> **YOUR INSTRUCTIONS**
Leave out the pictures, and retype the remaining data exactly.

> **PROVIDED RECORDS**
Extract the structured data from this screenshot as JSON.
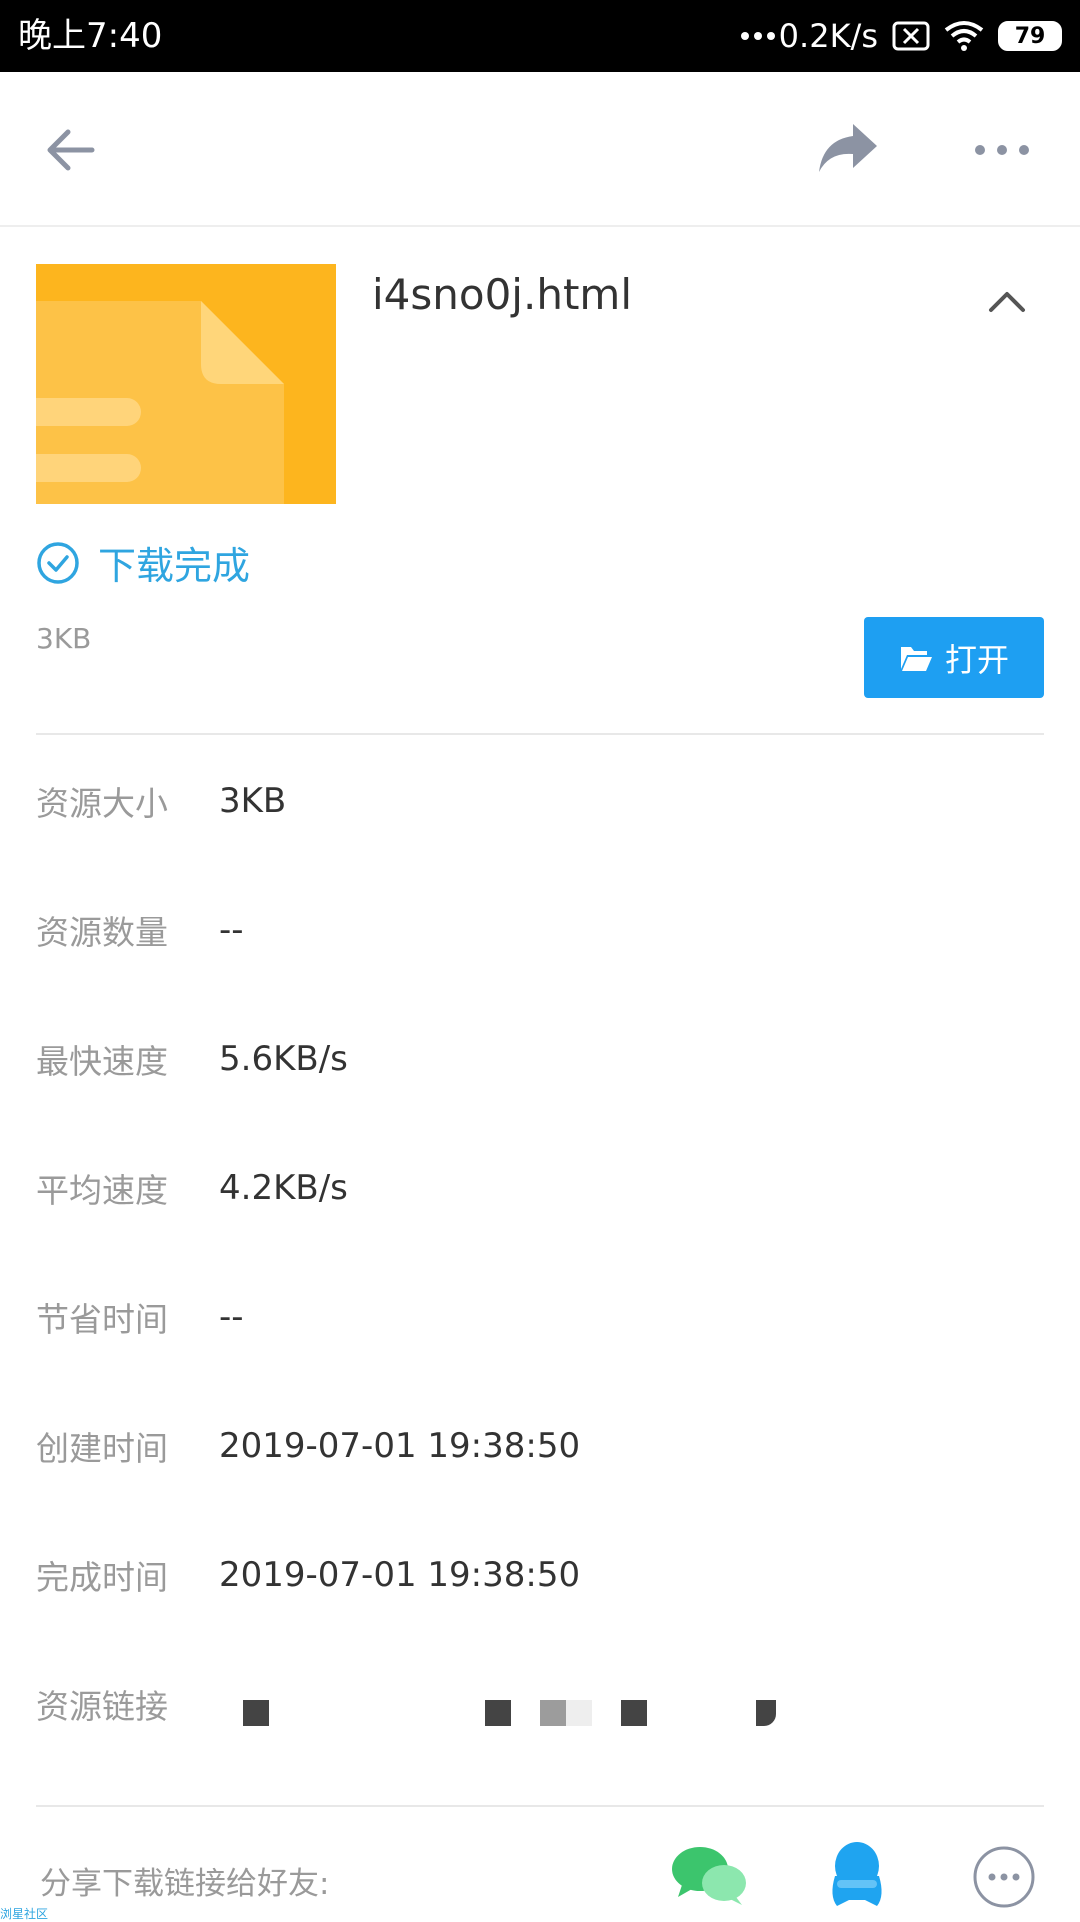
{
  "status_bar": {
    "time": "晚上7:40",
    "net_speed": "0.2K/s",
    "battery": "79"
  },
  "header": {
    "back_icon": "arrow-left-icon",
    "share_icon": "share-arrow-icon",
    "more_icon": "more-dots-icon"
  },
  "file": {
    "name": "i4sno0j.html",
    "status": "下载完成",
    "size": "3KB",
    "open_label": "打开",
    "thumb_color": "#FDB51E"
  },
  "details": [
    {
      "label": "资源大小",
      "value": "3KB"
    },
    {
      "label": "资源数量",
      "value": "--"
    },
    {
      "label": "最快速度",
      "value": "5.6KB/s"
    },
    {
      "label": "平均速度",
      "value": "4.2KB/s"
    },
    {
      "label": "节省时间",
      "value": "--"
    },
    {
      "label": "创建时间",
      "value": "2019-07-01 19:38:50"
    },
    {
      "label": "完成时间",
      "value": "2019-07-01 19:38:50"
    },
    {
      "label": "资源链接",
      "value": ""
    }
  ],
  "share": {
    "label": "分享下载链接给好友:",
    "targets": [
      "wechat-icon",
      "qq-icon",
      "more-circle-icon"
    ]
  },
  "watermark": "浏星社区",
  "colors": {
    "accent": "#1E9FF2",
    "success": "#2FA5E0",
    "label": "#9a9a9a",
    "text": "#333333"
  }
}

> **ANSWER SECTION**
Extract the structured data from this screenshot as JSON.
{
  "status_bar": {
    "time": "晚上7:40",
    "net_speed": "0.2K/s",
    "battery": "79"
  },
  "header": {
    "back_icon": "arrow-left-icon",
    "share_icon": "share-arrow-icon",
    "more_icon": "more-dots-icon"
  },
  "file": {
    "name": "i4sno0j.html",
    "status": "下载完成",
    "size": "3KB",
    "open_label": "打开",
    "thumb_color": "#FDB51E"
  },
  "details": [
    {
      "label": "资源大小",
      "value": "3KB"
    },
    {
      "label": "资源数量",
      "value": "--"
    },
    {
      "label": "最快速度",
      "value": "5.6KB/s"
    },
    {
      "label": "平均速度",
      "value": "4.2KB/s"
    },
    {
      "label": "节省时间",
      "value": "--"
    },
    {
      "label": "创建时间",
      "value": "2019-07-01 19:38:50"
    },
    {
      "label": "完成时间",
      "value": "2019-07-01 19:38:50"
    },
    {
      "label": "资源链接",
      "value": ""
    }
  ],
  "share": {
    "label": "分享下载链接给好友:",
    "targets": [
      "wechat-icon",
      "qq-icon",
      "more-circle-icon"
    ]
  },
  "watermark": "浏星社区",
  "colors": {
    "accent": "#1E9FF2",
    "success": "#2FA5E0",
    "label": "#9a9a9a",
    "text": "#333333"
  }
}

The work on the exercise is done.